### Derivative of a Sum (Sum Rule)

If $$u$$ and $$v$$ are differentiable at $$x$$ and $$f$$ is a function such that $$f(x)=u(x)+v(x)$$, then the derivative is the sum of the derivative of $$u(x)$$ and the derivative of $$v(x)$$. In general:

$$\frac{d}{dx}(u\pm v)=\frac{du}{dx}\pm \frac{dv}{dx}$$$$=u^′(x)\pm v^′(x)$$

### Derivative of a Product (Product Rule)

If $$u$$ and $$v$$ are differentiable at $$x$$ and $$f$$ is a function such that $$f(x)=u(x)\cdot v(x)$$, then the derivative is the first factor times the derivative of the second, plus the second factor times the derivative of the first. In general:

$$\frac{d}{dx}(uv)=u\frac{dv}{dx}+v\frac{du}{dx}$$$$=u(x)v^′(x)+v(x)u^′(x)$$

### Derivative of a Constant Times a Function

If $$u$$ is differentiable at $$x$$ and $$f$$ is a function such that $$f(x)=c\cdot u(x)$$, then the derivative is the constant times the derivative of the function:

$$\frac{d}{dx}(cu)=c\frac{du}{dx}$$

### Derivative of a Quotient (Quotient Rule)
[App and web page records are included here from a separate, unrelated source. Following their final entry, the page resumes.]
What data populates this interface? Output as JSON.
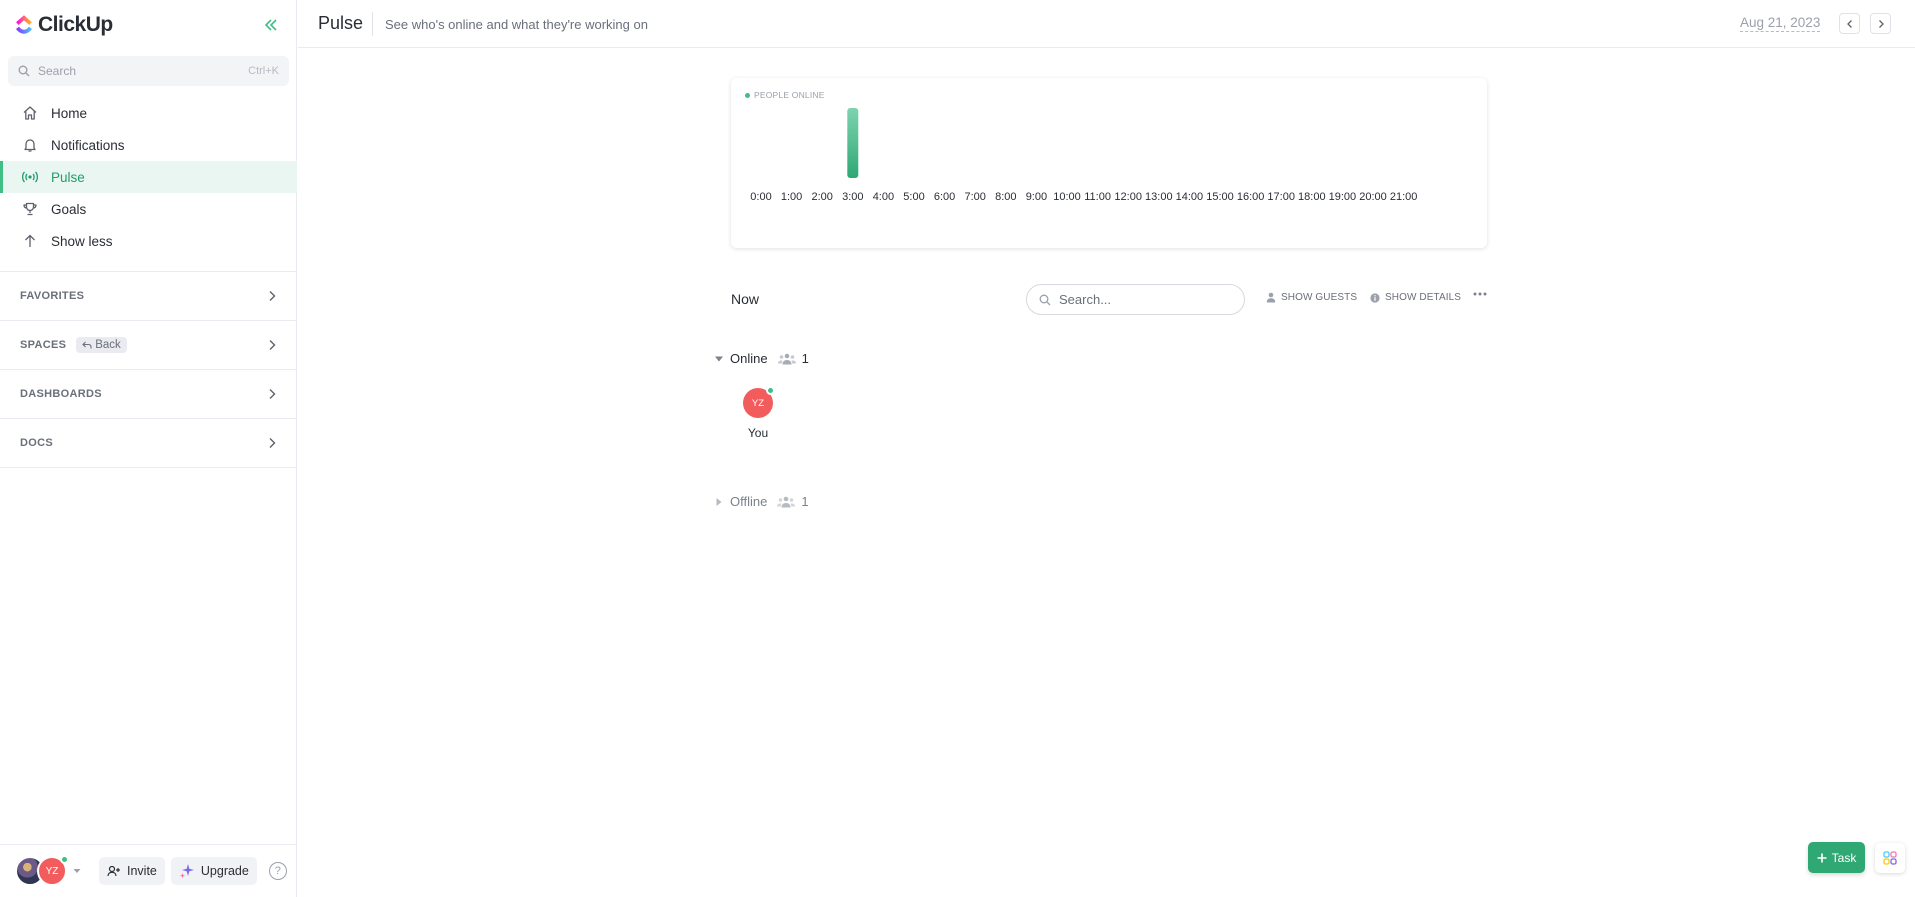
{
  "brand": {
    "name": "ClickUp"
  },
  "sidebar": {
    "search": {
      "placeholder": "Search",
      "shortcut": "Ctrl+K"
    },
    "nav": [
      {
        "label": "Home",
        "icon": "home-icon"
      },
      {
        "label": "Notifications",
        "icon": "bell-icon"
      },
      {
        "label": "Pulse",
        "icon": "pulse-icon",
        "active": true
      },
      {
        "label": "Goals",
        "icon": "trophy-icon"
      },
      {
        "label": "Show less",
        "icon": "arrow-up-icon"
      }
    ],
    "sections": {
      "favorites": "FAVORITES",
      "spaces": "SPACES",
      "back": "Back",
      "dashboards": "DASHBOARDS",
      "docs": "DOCS"
    },
    "footer": {
      "avatar_initials": "YZ",
      "invite": "Invite",
      "upgrade": "Upgrade",
      "help": "?"
    }
  },
  "header": {
    "title": "Pulse",
    "subtitle": "See who's online and what they're working on",
    "date": "Aug 21, 2023"
  },
  "chart_data": {
    "type": "bar",
    "legend": "PEOPLE ONLINE",
    "categories": [
      "0:00",
      "1:00",
      "2:00",
      "3:00",
      "4:00",
      "5:00",
      "6:00",
      "7:00",
      "8:00",
      "9:00",
      "10:00",
      "11:00",
      "12:00",
      "13:00",
      "14:00",
      "15:00",
      "16:00",
      "17:00",
      "18:00",
      "19:00",
      "20:00",
      "21:00"
    ],
    "values": [
      0,
      0,
      0,
      1,
      0,
      0,
      0,
      0,
      0,
      0,
      0,
      0,
      0,
      0,
      0,
      0,
      0,
      0,
      0,
      0,
      0,
      0
    ],
    "ylim": [
      0,
      1
    ],
    "grid": false,
    "bar_color": "#3fbf84"
  },
  "toolbar": {
    "now": "Now",
    "search_placeholder": "Search...",
    "show_guests": "SHOW GUESTS",
    "show_details": "SHOW DETAILS"
  },
  "groups": {
    "online": {
      "label": "Online",
      "count": "1",
      "users": [
        {
          "initials": "YZ",
          "name": "You"
        }
      ]
    },
    "offline": {
      "label": "Offline",
      "count": "1"
    }
  },
  "actions": {
    "task": "Task"
  },
  "colors": {
    "accent": "#3fbf84",
    "avatar": "#f25c5c"
  }
}
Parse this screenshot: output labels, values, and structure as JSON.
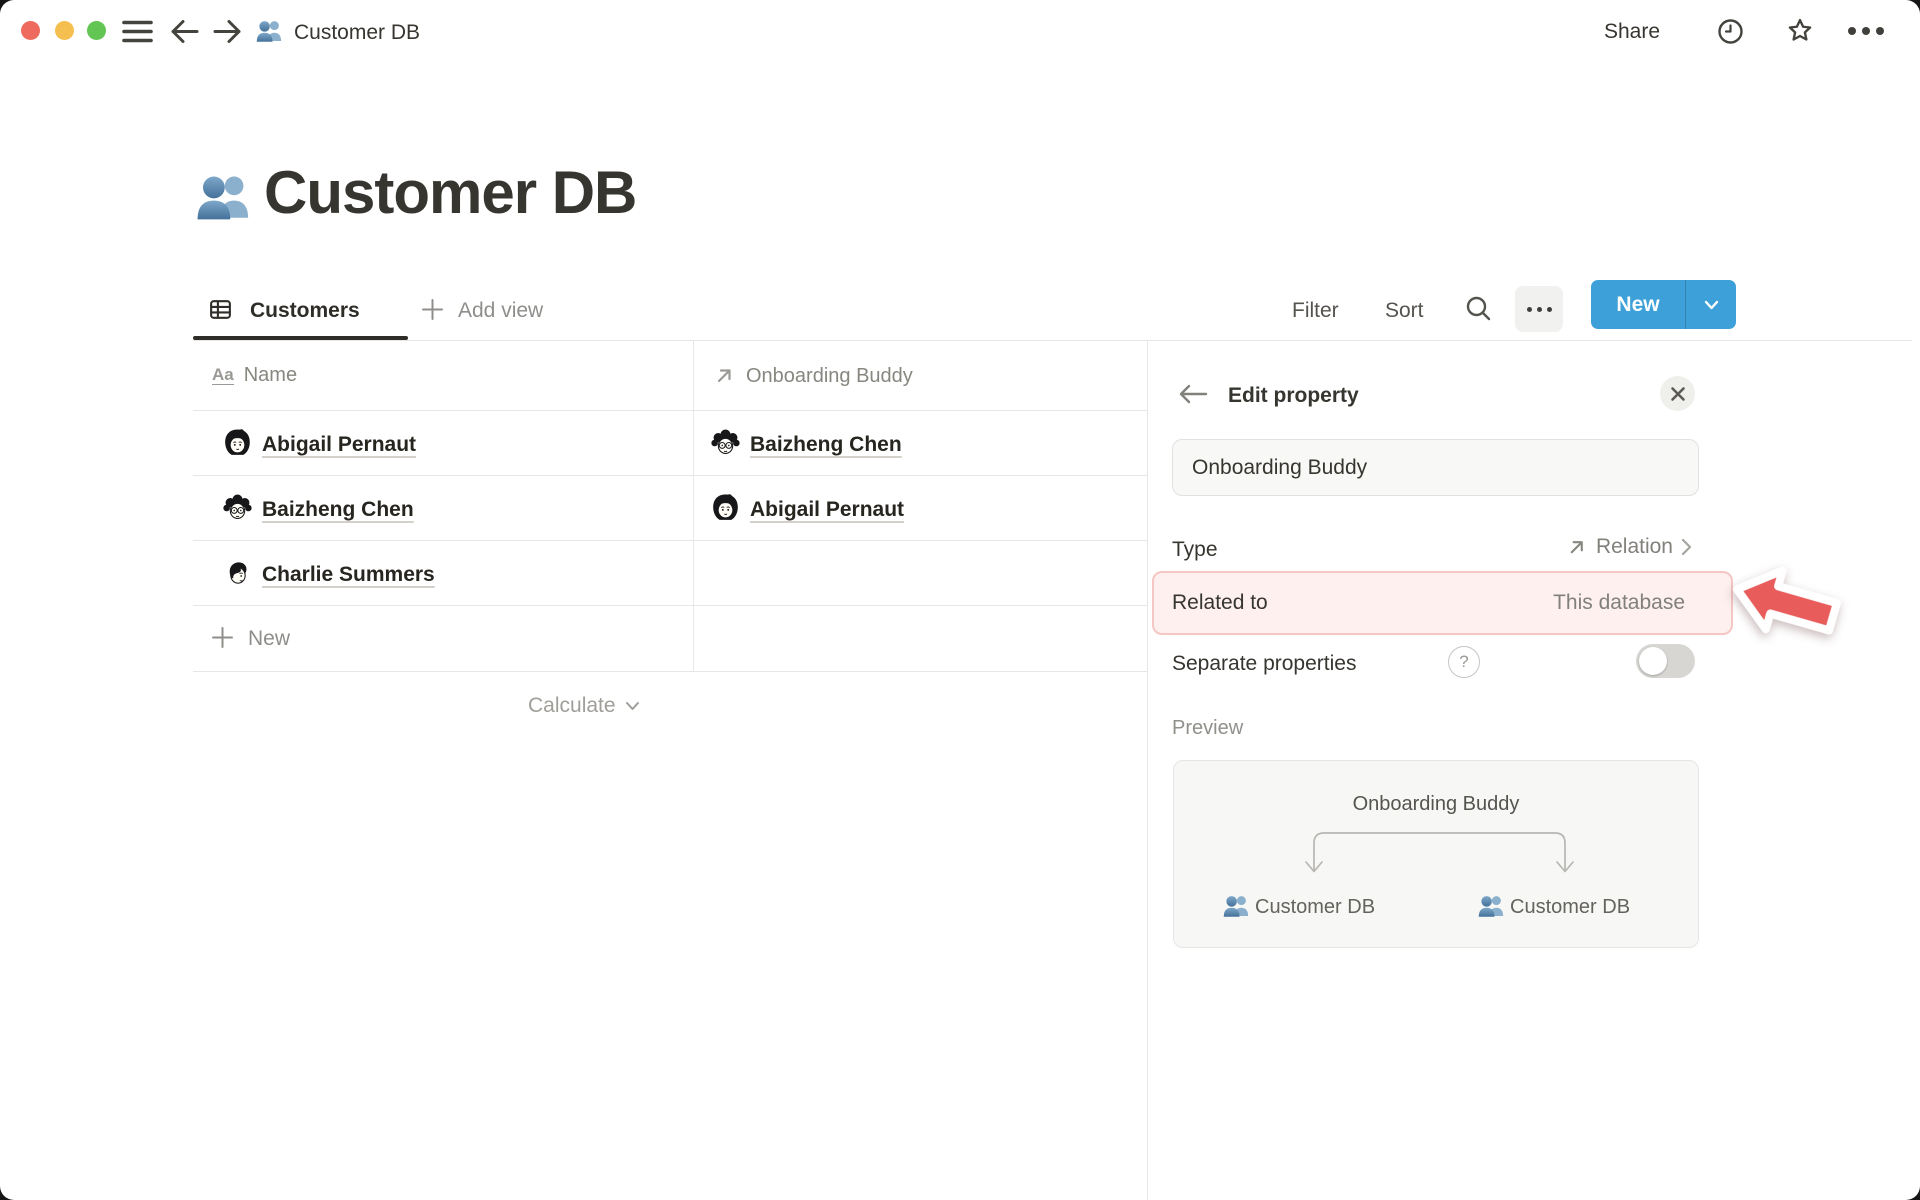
{
  "titlebar": {
    "document_title": "Customer DB",
    "document_icon": "people-icon",
    "share_label": "Share",
    "icons": [
      "clock-icon",
      "star-icon",
      "ellipsis-icon"
    ]
  },
  "page": {
    "title": "Customer DB",
    "icon": "people-icon"
  },
  "view_bar": {
    "active_tab": {
      "label": "Customers",
      "icon": "table-view-icon"
    },
    "add_view_label": "Add view",
    "filter_label": "Filter",
    "sort_label": "Sort",
    "search_icon": "search-icon",
    "more_icon": "ellipsis-icon",
    "new_button_label": "New"
  },
  "table": {
    "columns": [
      {
        "label": "Name",
        "icon": "title-property-icon"
      },
      {
        "label": "Onboarding Buddy",
        "icon": "relation-property-icon"
      }
    ],
    "rows": [
      {
        "name": "Abigail Pernaut",
        "name_avatar": "abigail-avatar",
        "buddy": "Baizheng Chen",
        "buddy_avatar": "baizheng-avatar"
      },
      {
        "name": "Baizheng Chen",
        "name_avatar": "baizheng-avatar",
        "buddy": "Abigail Pernaut",
        "buddy_avatar": "abigail-avatar"
      },
      {
        "name": "Charlie Summers",
        "name_avatar": "charlie-avatar",
        "buddy": "",
        "buddy_avatar": ""
      }
    ],
    "new_row_label": "New",
    "calculate_label": "Calculate"
  },
  "edit_property_panel": {
    "title": "Edit property",
    "name_input": {
      "value": "Onboarding Buddy"
    },
    "type_row": {
      "label": "Type",
      "value": "Relation",
      "value_icon": "relation-icon"
    },
    "related_to_row": {
      "label": "Related to",
      "value": "This database",
      "highlighted": true
    },
    "separate_properties_row": {
      "label": "Separate properties",
      "toggle_state": "off",
      "help_icon": "question-icon"
    },
    "preview": {
      "label": "Preview",
      "relation_name": "Onboarding Buddy",
      "source_item": {
        "label": "Customer DB",
        "icon": "people-icon"
      },
      "target_item": {
        "label": "Customer DB",
        "icon": "people-icon"
      }
    },
    "annotation": {
      "arrow": "red-arrow-pointing-left"
    }
  },
  "colors": {
    "accent_blue": "#3da0d8",
    "highlight_pink_bg": "#fdf0ee",
    "highlight_pink_border": "#f5c7c3",
    "annotation_red": "#e85d5c",
    "text_primary": "#37352f",
    "text_secondary": "#87867f",
    "traffic_red": "#ee6a5f",
    "traffic_yellow": "#f5bf4f",
    "traffic_green": "#62c554"
  }
}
If $$u$$ and $$v$$ are differentiable at $$x$$ and $$f$$ is a function such that $$f(x)=\frac{u(x)}{v(x)}$$, then the derivative is the denominator times the derivative of the numerator, minus the numerator times the derivative of the denominator, all divided by the square of the denominator.

$$\frac{d}{dx}(\frac{u}{v})=\frac{v\frac{du}{dx}-\frac{dv}{dx}}{v^2}$$$$=\frac{v(x)u^′(x)-u(x)v^′(x)}{[v(x)]^2}$$

### Chain Rule

If $$f$$ and $$g$$ are functions such that $$g$$ is differntiable at $$x$$ and $$f$$ is differntiable at $$u=g(x)$$ and $$F$$ is a function such that $$F(x)=f(g(x))$$, then the derivative of $$F(x)$$ is the derivative $$f(u)$$ times the derivative of $$g(x)$$:

$$\frac{d}{dx}F(x)=\frac{d}{du}f(u)\cdot \frac{d}{dx}g(x)$$

A simple but less accurate way to state this theorem is that if $$y=f(u)$$ and $$u=g(x)$$, then:

$$\frac{dy}{dx}=\frac{dy}{du}\cdot\frac{du}{dx}$$

This differential notation is meant only to be an aid to memory. Do not think of derivatives such as $$\frac{dy}{dx}$$ and $$\frac{du}{dx}$$ as fractions, even though they seem to behave as such.

### Power Rule

If $$u$$ is a function that is differentiable at $$x$$ and $$f$$ is a function such that $$f(x) = [u(x)]^n$$, where $$n$$ is a rational number, then the derivative is the exponent times $$u(x)$$ to the power $$n-1$$, times the derivative of $$u(x)$$:

$$\frac{d}{dx}([u(x)]^n)$$$$=n[u(x)]^{n-1}\cdot\frac{d}{dx}(u(x))$$

### Tables

Table of Derivatives